Summer Suffering: Extra Vigilance for Patients with Diabetes

    Despite its association with the carefree days of youth and the lazy months of backyard barbecues and pool parties, summer is not a season for patients with Type 1 or Type 2 diabetes to rejoice. As I emphasize in this previous post about diabetic itch, diabetes, with its many complications and implications – is a matter of the utmost importance. It is an epidemic, soon-to-strike at least 10% of the U.S. population, and it is a chronic illness that does not enjoy a summer vacation.

    For the 29 million Americans with diabetes, summer heat is not just a menace to the skin – the weather alone is not merely a matter of poor (albeit temporary) quality of life – it is very much an issue of life and death. From heat stroke and dehydration to ruined supplies of insulin from extreme temperatures and higher blood sugar levels, June, July and August are months of pain and misery for diabetics.

    With regard to the skin, and concerning the phenomenon of "diabetic itch" in particular, the combination of desert-like conditions in states such as Arizona, California, Nevada and Utah and triple-digit temperatures worsens an already bad problem. The intense itching sensation, and the subsequent scratches and scrapes patients endure, makes summer one of the least inviting seasons in many of the country's otherwise most scenic places – the Grand Canyon, the mountains and foothills of Phoenix and Tucson, the majesty of Zion National Park and the beauty of Zabriskie Point.

    I should add that summer on the East Coast, where I live and work, offers little reprieve for everyone because of irritants like mosquitoes and poisonous plants. All of which is why in my role as founder of Kiss My Itch Goodbye®, I seek to help men and women suffering from skin problems that impact diabetics and non-diabetics alike.

    I believe awareness (and the right organic resources, which fit in your pocket, purse, knapsack or hiking gear) is essential for a safe and healthy summer. Best of all, the recommendations I offer are simple and mostly free.

    Start by making sure you have the supplies to combat summer heat. That means staying hydrated –drink plenty of water, and replenish any lost electrolytes – while also applying a powerful sunblock before you go outside.

    It is all too easy to forget how hot it is, as your body tries to adjust to (and perspire as a result of) record-breaking temperatures. For someone with diabetic itch, who then suffers acute sunburn, the pain can be unbearable; the blisters can become infected wounds, and the bloodied patches can take a long time to heal.

    My advice is, therefore, quite direct: Think before you act, and "know before you go," so to speak. Which is to say, read the weather report, calculate the "heat index" and do not needlessly expose yourself to danger. And, always consult your healthcare provider with any questions about your unique condition.

    Equipped with the Right Equipment: Beating the Heat with Intelligence

    By following these practical steps, and by equipping themselves with the right equipment, diabetics can beat the heat.
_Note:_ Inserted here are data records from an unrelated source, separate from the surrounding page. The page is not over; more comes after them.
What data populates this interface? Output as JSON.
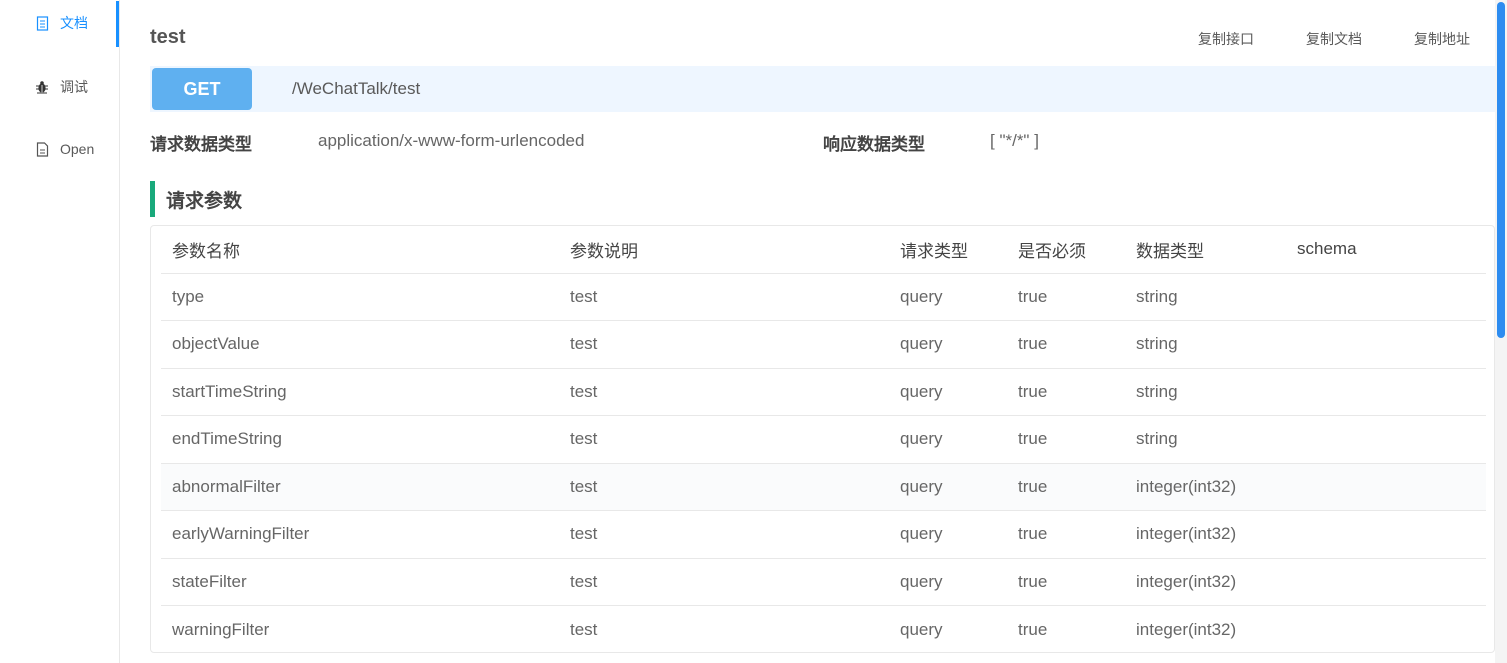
{
  "sidebar": {
    "items": [
      {
        "label": "文档",
        "icon": "document-icon",
        "active": true
      },
      {
        "label": "调试",
        "icon": "bug-icon",
        "active": false
      },
      {
        "label": "Open",
        "icon": "file-icon",
        "active": false
      }
    ]
  },
  "header": {
    "title": "test",
    "actions": {
      "copy_api": "复制接口",
      "copy_doc": "复制文档",
      "copy_url": "复制地址"
    }
  },
  "endpoint": {
    "method": "GET",
    "path": "/WeChatTalk/test"
  },
  "meta": {
    "request_type_label": "请求数据类型",
    "request_type_value": "application/x-www-form-urlencoded",
    "response_type_label": "响应数据类型",
    "response_type_value": "[ \"*/*\" ]"
  },
  "params": {
    "section_title": "请求参数",
    "columns": [
      "参数名称",
      "参数说明",
      "请求类型",
      "是否必须",
      "数据类型",
      "schema"
    ],
    "rows": [
      {
        "name": "type",
        "desc": "test",
        "in": "query",
        "required": "true",
        "type": "string",
        "schema": ""
      },
      {
        "name": "objectValue",
        "desc": "test",
        "in": "query",
        "required": "true",
        "type": "string",
        "schema": ""
      },
      {
        "name": "startTimeString",
        "desc": "test",
        "in": "query",
        "required": "true",
        "type": "string",
        "schema": ""
      },
      {
        "name": "endTimeString",
        "desc": "test",
        "in": "query",
        "required": "true",
        "type": "string",
        "schema": ""
      },
      {
        "name": "abnormalFilter",
        "desc": "test",
        "in": "query",
        "required": "true",
        "type": "integer(int32)",
        "schema": ""
      },
      {
        "name": "earlyWarningFilter",
        "desc": "test",
        "in": "query",
        "required": "true",
        "type": "integer(int32)",
        "schema": ""
      },
      {
        "name": "stateFilter",
        "desc": "test",
        "in": "query",
        "required": "true",
        "type": "integer(int32)",
        "schema": ""
      },
      {
        "name": "warningFilter",
        "desc": "test",
        "in": "query",
        "required": "true",
        "type": "integer(int32)",
        "schema": ""
      }
    ]
  },
  "colors": {
    "accent": "#1890ff",
    "method_badge": "#5fb0f0",
    "section_bar": "#19a97b",
    "query_text": "#4aa3f5",
    "required_text": "#e00000"
  }
}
    Most importantly, patients must ensure they have enough medication, that they know the effects of heat on insulin, and that they have enough glucose monitors and glucose monitoring strips at their disposal.

    This rule of "Safety First" is smart, efficient and economical. It is also a potentially lifesaving measure too important to overlook and too urgent to dismiss.

    With preparedness and determination, summer may be hot, but not deadly.

    Be careful because it is, indeed, hot out there. WF


    eczema relief naturalMerry Richon is an entrepreneur and the founder of Kiss My Itch Goodbye®, an all-natural and holistic means of alleviating the itching sensation caused by variety of external factors.

    Posted on 4/16/2015

    This piece is not intended to be taken as medical advice. Speak to a healthcare provider to get more information about diabetes and any potential side effects.